So what went wrong with the cars during the test? Nothing much actually, the one thing Saab hadn’t given too much thought to was the steeply curved bank of the track. After a day, it was found that the engine was being starved of fuel when the level in the tank became low just before each fuel stop. It was found that sufficient allowance had not been made for the shifting of the fuel to the lower side of the tank, resulting in the fuel pump drawing in air, which in turn caused one exhaust valve in each car to burn out after 15 days. The quickest remedy was to replace the complete head with the spare head carried in the car, and just in case any damage had been done to the turbochargers, these were replaced at the same time. However when checked at the end of the test the turbo chargers were found to be in near perfect condition, proving just how long these units would last in normal service (always one of the questions any potential owner was bound to ask) therefore making head replacement the only major repair to the cars.
The entire test was carried out under strict supervision. Laps were continually counted and timed, and all work carried out in the pit lane was closely scrutinised.
With the ‘Long Run’ completed the cars were completely stripped down, and the various components inspected and measured for wear.
The engines were taken back to the engine laboratory in Trollhattan, where all three engines were subsequently found to be in excellent condition, although Shell did find a small degree of impurities in the drained engine oil.
The gearboxes had also performed perfectly during the test.
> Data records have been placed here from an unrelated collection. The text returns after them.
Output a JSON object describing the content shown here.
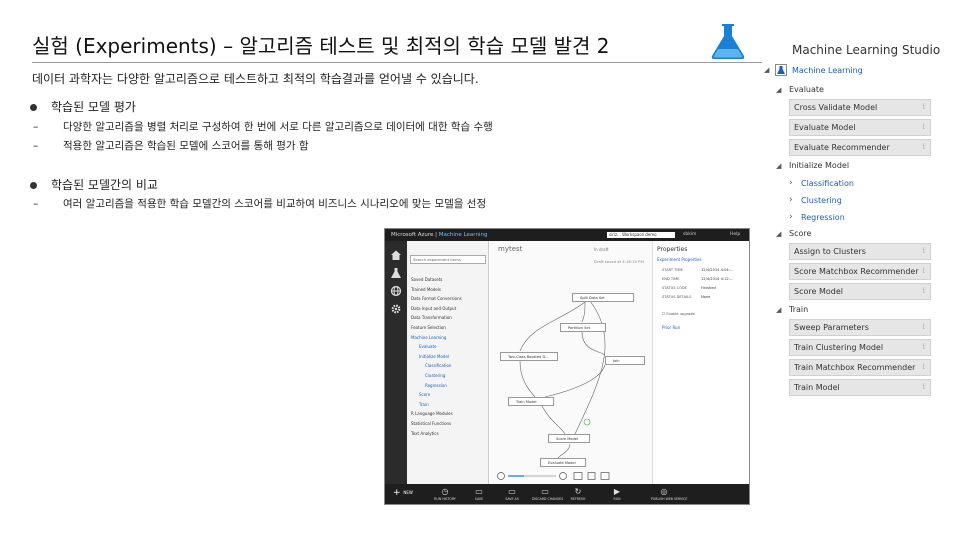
{
  "header": {
    "title": "실험 (Experiments) – 알고리즘 테스트 및 최적의 학습 모델 발견 2",
    "product_title": "Machine Learning Studio"
  },
  "body": {
    "subtitle": "데이터 과학자는 다양한 알고리즘으로 테스트하고 최적의 학습결과를 얻어낼 수 있습니다.",
    "bullets": [
      {
        "label": "학습된 모델 평가",
        "subs": [
          "다양한 알고리즘을 병렬 처리로 구성하여 한 번에 서로 다른 알고리즘으로 데이터에 대한 학습 수행",
          "적용한 알고리즘은 학습된 모델에 스코어를 통해 평가 함"
        ]
      },
      {
        "label": "학습된 모델간의 비교",
        "subs": [
          "여러 알고리즘을 적용한 학습 모델간의 스코어를 비교하여 비즈니스 시나리오에 맞는 모델을 선정"
        ]
      }
    ],
    "dash": "–"
  },
  "screenshot": {
    "brand_a": "Microsoft Azure",
    "brand_b": "Machine Learning",
    "workspace": "siriz... Workspace demo",
    "user": "sbkim",
    "help": "Help",
    "palette": {
      "search_placeholder": "Search experiment items",
      "items": [
        {
          "label": "Saved Datasets",
          "level": 0,
          "blue": false
        },
        {
          "label": "Trained Models",
          "level": 0,
          "blue": false
        },
        {
          "label": "Data Format Conversions",
          "level": 0,
          "blue": false
        },
        {
          "label": "Data Input and Output",
          "level": 0,
          "blue": false
        },
        {
          "label": "Data Transformation",
          "level": 0,
          "blue": false
        },
        {
          "label": "Feature Selection",
          "level": 0,
          "blue": false
        },
        {
          "label": "Machine Learning",
          "level": 0,
          "blue": true
        },
        {
          "label": "Evaluate",
          "level": 1,
          "blue": true
        },
        {
          "label": "Initialize Model",
          "level": 1,
          "blue": true
        },
        {
          "label": "Classification",
          "level": 2,
          "blue": true
        },
        {
          "label": "Clustering",
          "level": 2,
          "blue": true
        },
        {
          "label": "Regression",
          "level": 2,
          "blue": true
        },
        {
          "label": "Score",
          "level": 1,
          "blue": true
        },
        {
          "label": "Train",
          "level": 1,
          "blue": true
        },
        {
          "label": "R Language Modules",
          "level": 0,
          "blue": false
        },
        {
          "label": "Statistical Functions",
          "level": 0,
          "blue": false
        },
        {
          "label": "Text Analytics",
          "level": 0,
          "blue": false
        }
      ]
    },
    "canvas": {
      "title": "mytest",
      "status": "In draft",
      "date": "Draft saved at 4:16:35 PM",
      "modules": [
        "Split Data Set",
        "Partition Set",
        "Join",
        "Two-Class Boosted D...",
        "Train Model",
        "Score Model",
        "Evaluate Model"
      ]
    },
    "properties": {
      "title": "Properties",
      "section": "Experiment Properties",
      "rows": [
        {
          "k": "START TIME",
          "v": "12/4/2014 4:04:..."
        },
        {
          "k": "END TIME",
          "v": "12/4/2014 4:12:..."
        },
        {
          "k": "STATUS CODE",
          "v": "Finished"
        },
        {
          "k": "STATUS DETAILS",
          "v": "None"
        }
      ],
      "checkbox": "Enable upgrade",
      "prior_run": "Prior Run"
    },
    "toolbar": {
      "new": "NEW",
      "buttons": [
        "RUN HISTORY",
        "SAVE",
        "SAVE AS",
        "DISCARD CHANGES",
        "REFRESH",
        "RUN",
        "PUBLISH WEB SERVICE"
      ]
    }
  },
  "right_panel": {
    "root": "Machine Learning",
    "evaluate": "Evaluate",
    "evaluate_items": [
      "Cross Validate Model",
      "Evaluate Model",
      "Evaluate Recommender"
    ],
    "initialize": "Initialize Model",
    "initialize_items": [
      "Classification",
      "Clustering",
      "Regression"
    ],
    "score": "Score",
    "score_items": [
      "Assign to Clusters",
      "Score Matchbox Recommender",
      "Score Model"
    ],
    "train": "Train",
    "train_items": [
      "Sweep Parameters",
      "Train Clustering Model",
      "Train Matchbox Recommender",
      "Train Model"
    ]
  }
}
The oil never changed as the units according to Saab were ‘lubricated for life.’
No chassis components such as springs, shock absorbers, or wheel bearings needed to be replaced.
The brakes of course were little used, apart from high speed stops entering the pit lane, with each car coming in 500 times during the test. Remarkably only two of the cars needed the pads changing once, with the third car still on original pads at the end of the test.
I think the most interesting thing about the test, other than showing just how good these cars were, is the damage done to the windscreens and headlamp glass. The dust kicked up from the track made by the three cars constantly driving round for hour after hour, day after day had ‘sandblasted’ the glass, making it very difficult to see through the windscreen, especially at sunset and in the mornings.
So there you have it, no need to be surprised anymore as to why your car ‘just goes on and on.’ Saab knew all along just how good their cars were.
No wonder the Saab 900 was an expensive car. In life you pay for what you get, quality never comes cheap. Once you have seen this remarkable video, you will feel very different the next time you take the wheel of your ‘hand built’ car.
You will have a renewed sense of pride in a car that was not not rushed down the production line and into the showroom. You will have a car that each worker in the team took great care to produce, and did it to the best of their ability.
The name Saab stood for quality and durability, and the fact so many of these wonderful cars are still on the road today is a great tribute to the people that built them.